Could you give back the records exactly, taking out the pictures?
---- Given records
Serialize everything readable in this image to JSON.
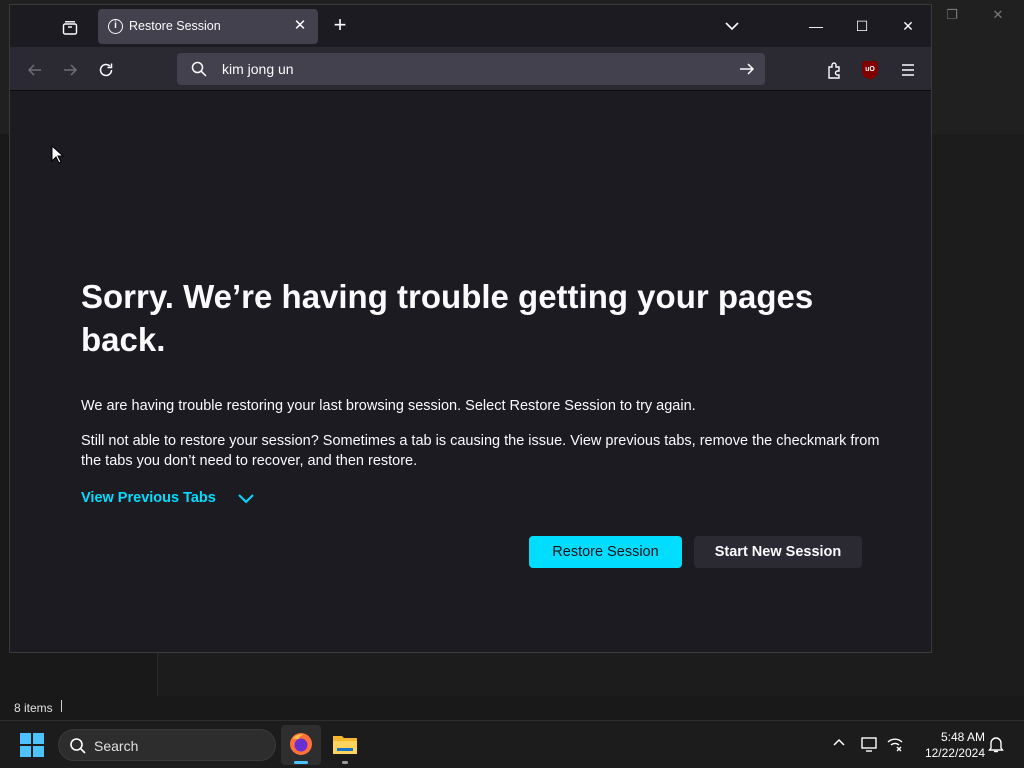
{
  "browser": {
    "tab": {
      "title": "Restore Session",
      "close_glyph": "✕"
    },
    "new_tab_glyph": "+",
    "window_controls": {
      "minimize": "—",
      "maximize": "☐",
      "close": "✕"
    },
    "url_value": "kim jong un",
    "ublock_label": "uO"
  },
  "content": {
    "title": "Sorry. We’re having trouble getting your pages back.",
    "paragraph1": "We are having trouble restoring your last browsing session. Select Restore Session to try again.",
    "paragraph2": "Still not able to restore your session? Sometimes a tab is causing the issue. View previous tabs, remove the checkmark from the tabs you don’t need to recover, and then restore.",
    "view_previous_tabs": "View Previous Tabs",
    "restore_button": "Restore Session",
    "new_session_button": "Start New Session"
  },
  "explorer": {
    "status_items": "8 items"
  },
  "taskbar": {
    "search_label": "Search",
    "time": "5:48 AM",
    "date": "12/22/2024"
  },
  "colors": {
    "accent": "#00ddff",
    "content_bg": "#1c1b22",
    "toolbar_bg": "#2b2a33",
    "taskbar_indicator": "#4cc2ff"
  }
}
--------
◆ Answer to this task
Serialize everything readable in this image to JSON.
{
  "browser": {
    "tab": {
      "title": "Restore Session",
      "close_glyph": "✕"
    },
    "new_tab_glyph": "+",
    "window_controls": {
      "minimize": "—",
      "maximize": "☐",
      "close": "✕"
    },
    "url_value": "kim jong un",
    "ublock_label": "uO"
  },
  "content": {
    "title": "Sorry. We’re having trouble getting your pages back.",
    "paragraph1": "We are having trouble restoring your last browsing session. Select Restore Session to try again.",
    "paragraph2": "Still not able to restore your session? Sometimes a tab is causing the issue. View previous tabs, remove the checkmark from the tabs you don’t need to recover, and then restore.",
    "view_previous_tabs": "View Previous Tabs",
    "restore_button": "Restore Session",
    "new_session_button": "Start New Session"
  },
  "explorer": {
    "status_items": "8 items"
  },
  "taskbar": {
    "search_label": "Search",
    "time": "5:48 AM",
    "date": "12/22/2024"
  },
  "colors": {
    "accent": "#00ddff",
    "content_bg": "#1c1b22",
    "toolbar_bg": "#2b2a33",
    "taskbar_indicator": "#4cc2ff"
  }
}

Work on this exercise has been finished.